Dataset records:
^^^^
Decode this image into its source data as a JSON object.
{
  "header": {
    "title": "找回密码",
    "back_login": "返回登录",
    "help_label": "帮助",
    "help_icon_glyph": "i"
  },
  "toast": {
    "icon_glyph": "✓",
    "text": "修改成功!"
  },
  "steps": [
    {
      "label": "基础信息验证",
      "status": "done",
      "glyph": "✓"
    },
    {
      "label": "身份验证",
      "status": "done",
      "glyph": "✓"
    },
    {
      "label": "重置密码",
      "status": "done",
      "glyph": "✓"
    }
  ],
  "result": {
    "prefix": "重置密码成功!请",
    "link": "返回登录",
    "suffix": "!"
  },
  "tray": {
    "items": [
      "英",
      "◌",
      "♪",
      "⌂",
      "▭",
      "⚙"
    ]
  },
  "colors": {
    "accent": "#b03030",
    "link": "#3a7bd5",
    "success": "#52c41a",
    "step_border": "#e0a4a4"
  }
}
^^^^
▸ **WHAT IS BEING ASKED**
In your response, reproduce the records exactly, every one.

▸ **RESPONSE**
Decode this image into its source data as a JSON object.
{
  "header": {
    "title": "找回密码",
    "back_login": "返回登录",
    "help_label": "帮助",
    "help_icon_glyph": "i"
  },
  "toast": {
    "icon_glyph": "✓",
    "text": "修改成功!"
  },
  "steps": [
    {
      "label": "基础信息验证",
      "status": "done",
      "glyph": "✓"
    },
    {
      "label": "身份验证",
      "status": "done",
      "glyph": "✓"
    },
    {
      "label": "重置密码",
      "status": "done",
      "glyph": "✓"
    }
  ],
  "result": {
    "prefix": "重置密码成功!请",
    "link": "返回登录",
    "suffix": "!"
  },
  "tray": {
    "items": [
      "英",
      "◌",
      "♪",
      "⌂",
      "▭",
      "⚙"
    ]
  },
  "colors": {
    "accent": "#b03030",
    "link": "#3a7bd5",
    "success": "#52c41a",
    "step_border": "#e0a4a4"
  }
}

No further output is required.